I’ve been writing about human origins for more than 20 years. My first formal creationist publication was a letter to the editor of the Creation Research Society Quarterly about the “Mitochondrial Eve.” Later, I commented on the human genome for ICR [PDF], and the chimp genome for the Creation Biology Society. My most significant work on human origins didn’t begin until around 2009, after all the descriptive papers of the weird fossil Ardipithecus were published.
By that point, I felt my work on baraminology had reached a point where I could start applying those ideas to humans. A baramin is another term for “created kind,” and it comes from the Hebrew terms for create (bara) and kind (min). I’m told by Hebrew scholars that the term really should be minbara or minbaru, but such is the way of neologisms. Baramin as a term was originally proposed in the 1940s, and it’s part of the creationist language now.
I was interested in created kinds because I wanted to expand our ability to recognize them. The basic idea of the kind is that multiple “species” in the modern world could be descended from an original created population. Critics contend that this is a concession to Darwin, but versions of the created kind concept are found in books well before Darwin came on the scene (see my paper on Species Variability and Creationism [PDF]). Traditionally, creationists have followed Frank Marsh’s idea and used hybridization to recognize which species belong to a common baramin. Since the lion and tiger can mate and produce ligers, creationists like me believe that those two cat species belong to a common created kind, descended from the Flood surviviors that came off Noah’s Ark.
The problem with that approach is that you can’t do hybridization with fossils, and those are really some of the most contentious (and interesting) stuff anyway. For example, what do we do with Archaeopteryx and the bird/dinosaur connection? For a really good answer, creationists would want to know how many dinosaur and bird baramins there are, but if you can’t figure out the dinosaur baramins, you would have to try a different approach altogether. So I wanted to figure out how to apply baramin-thinking to the fossil record.

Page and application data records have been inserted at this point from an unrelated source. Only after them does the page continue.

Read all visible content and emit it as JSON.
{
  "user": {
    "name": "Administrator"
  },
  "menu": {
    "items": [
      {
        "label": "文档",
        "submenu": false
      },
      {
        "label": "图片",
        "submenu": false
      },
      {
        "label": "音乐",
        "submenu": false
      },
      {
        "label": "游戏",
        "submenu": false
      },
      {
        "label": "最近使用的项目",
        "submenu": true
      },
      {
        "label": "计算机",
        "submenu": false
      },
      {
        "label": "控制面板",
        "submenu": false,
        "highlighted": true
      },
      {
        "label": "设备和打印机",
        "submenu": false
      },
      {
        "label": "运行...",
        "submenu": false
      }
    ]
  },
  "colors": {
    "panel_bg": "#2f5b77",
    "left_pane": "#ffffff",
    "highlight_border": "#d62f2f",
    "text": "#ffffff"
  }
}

By 2009, I felt I had a good system worked out, and I had written software to automate it. That led to other creationists trying out the process on the critters they were interested in, which was quite gratifying. When the Ardipithecus papers appeared, I began to think again that it was time to revisit human origins, particularly by looking at the fossil record. About the same time, the journal of the American Scientific Affiliation, Perspectives on Science and the Christian Faith, published a set of articles that largely advocated abandoning the historical view of Adam and Eve and instead adopt a sort of theistic evolution perspective (one paper argued for keeping a sort of “historical Adam” without keeping the details of the Genesis narratives about him). Those papers set off a firestorm of controversy, with a Christianity Today cover story, an NPR feature, and a lots of accusations at Calvin College. The “historical Adam” controversy continues to this day.
So the time was ripe, and I put out my first paper in Answers Research Journal on human origins. To my relief and excitement, I found that baraminology did indeed work on humans: I could categorize fossils as human or nonhuman, even though there was supposed to be a nice series of fossils showing the gradual evolution of humans from nonhuman ancestors. My work revealed instead that they grouped in clusters, one of which included modern humans (Homo sapiens). To my surprise, the human kind included things that other creationists didn’t think were human, including the newly-discovered Australopithecus sediba. That result annoyed me, but I figured if that’s what the methods and data are showing, then that’s it.
That paper set off its own little firestorm among other creationists. I quickly discovered that I could say just about anything about beetles or flowers or armadillos, and no one cared. But every creationist has an opinion about human origins, and everyone is ready and willing to share their opinions, whether or not they’re well-informed.
With all the misinterpretations and heated accusations flying around my paper, I began to long for a clearinghouse for reliable, informed perspectives on human origins. I wanted something that would address research on fossils and genomes and the Bible, and something that could cut through the cacophony of less helpful claims. I also wanted something that people could actually understand, unlike most of my technical work.
I hope that’s what this website will become: Reliable, informed, and understandable. Most importantly, Human Genesis should be a guide for the confused. If you’re not quite sure what to think about creationist claims about hominins or human genetics, I hope Human Genesis will help. I also want Human Genesis to be a synthesis of all the disparate facets of human origins. How does the human genome relate to Noah’s Ark? What does Homo naledi have to do the Garden of Eden? How do all these different puzzle pieces fit together? Human Genesis should be a place where we can put together the grand story of the human history.
Human Genesis will be part blog and part website. On the blog, we’ll try to cover the most recent updates and headlines, but the webpages will be updated less regularly as new research is synthesized into the creationist understanding of human origins. The blog will be more “shoot from the hip,” while the webpages will take careful aim at a subject.
The most important message I want you to understand is that exploring human origins is an ongoing quest. Even though creationists recognize “In the beginning God created,” that doesn’t translate to a perfect understanding of genetics or the fossil record or even of the biblical revelation. That’s why Human Genesis is a website and not a book. The content here will change as we make progress in our quest to understand our own origins. I hope you’ll be as captivated by the thrill of discovery as I am.
Todd Charles Wood